Data for review START

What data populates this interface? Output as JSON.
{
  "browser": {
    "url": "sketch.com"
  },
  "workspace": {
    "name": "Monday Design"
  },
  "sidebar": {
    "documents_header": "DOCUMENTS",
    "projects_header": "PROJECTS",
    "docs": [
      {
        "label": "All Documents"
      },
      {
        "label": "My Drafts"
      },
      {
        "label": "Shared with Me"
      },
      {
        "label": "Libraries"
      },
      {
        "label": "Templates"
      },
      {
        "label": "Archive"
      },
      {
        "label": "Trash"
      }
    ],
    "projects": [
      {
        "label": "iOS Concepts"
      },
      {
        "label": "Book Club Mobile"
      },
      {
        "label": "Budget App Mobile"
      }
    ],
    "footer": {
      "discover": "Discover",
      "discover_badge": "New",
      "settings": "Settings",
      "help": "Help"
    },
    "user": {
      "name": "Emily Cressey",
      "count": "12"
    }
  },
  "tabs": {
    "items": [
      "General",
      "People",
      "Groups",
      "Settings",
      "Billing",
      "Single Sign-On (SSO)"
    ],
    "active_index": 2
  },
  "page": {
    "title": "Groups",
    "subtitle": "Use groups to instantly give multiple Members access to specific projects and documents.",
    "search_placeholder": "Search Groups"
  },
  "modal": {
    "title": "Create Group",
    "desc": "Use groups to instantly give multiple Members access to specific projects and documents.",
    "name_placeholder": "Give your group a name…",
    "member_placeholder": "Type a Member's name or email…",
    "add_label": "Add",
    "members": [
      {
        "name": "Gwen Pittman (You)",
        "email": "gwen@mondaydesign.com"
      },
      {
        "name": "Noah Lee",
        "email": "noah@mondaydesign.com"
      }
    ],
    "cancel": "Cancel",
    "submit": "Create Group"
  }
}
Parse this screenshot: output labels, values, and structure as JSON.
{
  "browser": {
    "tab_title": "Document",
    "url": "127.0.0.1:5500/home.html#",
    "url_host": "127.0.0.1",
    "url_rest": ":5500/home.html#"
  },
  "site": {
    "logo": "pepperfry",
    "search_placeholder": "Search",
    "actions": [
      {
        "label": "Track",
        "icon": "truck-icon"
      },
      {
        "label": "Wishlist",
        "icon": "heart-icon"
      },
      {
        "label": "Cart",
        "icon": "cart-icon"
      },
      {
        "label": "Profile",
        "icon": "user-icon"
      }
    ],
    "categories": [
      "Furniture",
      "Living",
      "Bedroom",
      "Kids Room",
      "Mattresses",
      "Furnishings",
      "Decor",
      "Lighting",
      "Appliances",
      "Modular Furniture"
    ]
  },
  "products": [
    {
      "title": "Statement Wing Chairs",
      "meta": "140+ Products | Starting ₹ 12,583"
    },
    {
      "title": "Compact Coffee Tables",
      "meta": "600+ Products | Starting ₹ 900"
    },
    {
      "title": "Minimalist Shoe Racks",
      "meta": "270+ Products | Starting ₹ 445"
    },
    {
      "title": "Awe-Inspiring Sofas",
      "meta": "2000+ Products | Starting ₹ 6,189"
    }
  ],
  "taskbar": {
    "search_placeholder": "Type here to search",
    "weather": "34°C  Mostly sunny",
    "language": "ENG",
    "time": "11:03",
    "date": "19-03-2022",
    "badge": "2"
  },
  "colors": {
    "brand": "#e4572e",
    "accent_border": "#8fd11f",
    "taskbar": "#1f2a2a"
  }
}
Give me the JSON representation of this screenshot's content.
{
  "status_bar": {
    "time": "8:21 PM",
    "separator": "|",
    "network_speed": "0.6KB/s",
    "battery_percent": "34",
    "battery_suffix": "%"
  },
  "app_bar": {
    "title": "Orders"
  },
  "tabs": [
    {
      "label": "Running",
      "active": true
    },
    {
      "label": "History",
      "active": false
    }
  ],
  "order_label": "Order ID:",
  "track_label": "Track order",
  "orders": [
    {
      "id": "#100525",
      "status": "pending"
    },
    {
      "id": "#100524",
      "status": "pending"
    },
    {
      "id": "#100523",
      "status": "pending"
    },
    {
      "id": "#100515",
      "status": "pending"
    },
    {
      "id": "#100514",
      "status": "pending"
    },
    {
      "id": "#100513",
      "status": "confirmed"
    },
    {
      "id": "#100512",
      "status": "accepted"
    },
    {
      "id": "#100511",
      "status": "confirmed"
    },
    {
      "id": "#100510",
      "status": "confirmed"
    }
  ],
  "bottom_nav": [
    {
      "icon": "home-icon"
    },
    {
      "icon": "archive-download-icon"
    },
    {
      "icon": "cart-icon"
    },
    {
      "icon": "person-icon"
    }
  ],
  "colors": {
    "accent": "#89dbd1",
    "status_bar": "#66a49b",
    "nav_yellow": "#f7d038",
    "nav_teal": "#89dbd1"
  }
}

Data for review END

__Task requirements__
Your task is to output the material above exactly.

__Written response__
What data populates this interface? Output as JSON.
{
  "browser": {
    "url": "sketch.com"
  },
  "workspace": {
    "name": "Monday Design"
  },
  "sidebar": {
    "documents_header": "DOCUMENTS",
    "projects_header": "PROJECTS",
    "docs": [
      {
        "label": "All Documents"
      },
      {
        "label": "My Drafts"
      },
      {
        "label": "Shared with Me"
      },
      {
        "label": "Libraries"
      },
      {
        "label": "Templates"
      },
      {
        "label": "Archive"
      },
      {
        "label": "Trash"
      }
    ],
    "projects": [
      {
        "label": "iOS Concepts"
      },
      {
        "label": "Book Club Mobile"
      },
      {
        "label": "Budget App Mobile"
      }
    ],
    "footer": {
      "discover": "Discover",
      "discover_badge": "New",
      "settings": "Settings",
      "help": "Help"
    },
    "user": {
      "name": "Emily Cressey",
      "count": "12"
    }
  },
  "tabs": {
    "items": [
      "General",
      "People",
      "Groups",
      "Settings",
      "Billing",
      "Single Sign-On (SSO)"
    ],
    "active_index": 2
  },
  "page": {
    "title": "Groups",
    "subtitle": "Use groups to instantly give multiple Members access to specific projects and documents.",
    "search_placeholder": "Search Groups"
  },
  "modal": {
    "title": "Create Group",
    "desc": "Use groups to instantly give multiple Members access to specific projects and documents.",
    "name_placeholder": "Give your group a name…",
    "member_placeholder": "Type a Member's name or email…",
    "add_label": "Add",
    "members": [
      {
        "name": "Gwen Pittman (You)",
        "email": "gwen@mondaydesign.com"
      },
      {
        "name": "Noah Lee",
        "email": "noah@mondaydesign.com"
      }
    ],
    "cancel": "Cancel",
    "submit": "Create Group"
  }
}
Parse this screenshot: output labels, values, and structure as JSON.
{
  "browser": {
    "tab_title": "Document",
    "url": "127.0.0.1:5500/home.html#",
    "url_host": "127.0.0.1",
    "url_rest": ":5500/home.html#"
  },
  "site": {
    "logo": "pepperfry",
    "search_placeholder": "Search",
    "actions": [
      {
        "label": "Track",
        "icon": "truck-icon"
      },
      {
        "label": "Wishlist",
        "icon": "heart-icon"
      },
      {
        "label": "Cart",
        "icon": "cart-icon"
      },
      {
        "label": "Profile",
        "icon": "user-icon"
      }
    ],
    "categories": [
      "Furniture",
      "Living",
      "Bedroom",
      "Kids Room",
      "Mattresses",
      "Furnishings",
      "Decor",
      "Lighting",
      "Appliances",
      "Modular Furniture"
    ]
  },
  "products": [
    {
      "title": "Statement Wing Chairs",
      "meta": "140+ Products | Starting ₹ 12,583"
    },
    {
      "title": "Compact Coffee Tables",
      "meta": "600+ Products | Starting ₹ 900"
    },
    {
      "title": "Minimalist Shoe Racks",
      "meta": "270+ Products | Starting ₹ 445"
    },
    {
      "title": "Awe-Inspiring Sofas",
      "meta": "2000+ Products | Starting ₹ 6,189"
    }
  ],
  "taskbar": {
    "search_placeholder": "Type here to search",
    "weather": "34°C  Mostly sunny",
    "language": "ENG",
    "time": "11:03",
    "date": "19-03-2022",
    "badge": "2"
  },
  "colors": {
    "brand": "#e4572e",
    "accent_border": "#8fd11f",
    "taskbar": "#1f2a2a"
  }
}
Give me the JSON representation of this screenshot's content.
{
  "status_bar": {
    "time": "8:21 PM",
    "separator": "|",
    "network_speed": "0.6KB/s",
    "battery_percent": "34",
    "battery_suffix": "%"
  },
  "app_bar": {
    "title": "Orders"
  },
  "tabs": [
    {
      "label": "Running",
      "active": true
    },
    {
      "label": "History",
      "active": false
    }
  ],
  "order_label": "Order ID:",
  "track_label": "Track order",
  "orders": [
    {
      "id": "#100525",
      "status": "pending"
    },
    {
      "id": "#100524",
      "status": "pending"
    },
    {
      "id": "#100523",
      "status": "pending"
    },
    {
      "id": "#100515",
      "status": "pending"
    },
    {
      "id": "#100514",
      "status": "pending"
    },
    {
      "id": "#100513",
      "status": "confirmed"
    },
    {
      "id": "#100512",
      "status": "accepted"
    },
    {
      "id": "#100511",
      "status": "confirmed"
    },
    {
      "id": "#100510",
      "status": "confirmed"
    }
  ],
  "bottom_nav": [
    {
      "icon": "home-icon"
    },
    {
      "icon": "archive-download-icon"
    },
    {
      "icon": "cart-icon"
    },
    {
      "icon": "person-icon"
    }
  ],
  "colors": {
    "accent": "#89dbd1",
    "status_bar": "#66a49b",
    "nav_yellow": "#f7d038",
    "nav_teal": "#89dbd1"
  }
}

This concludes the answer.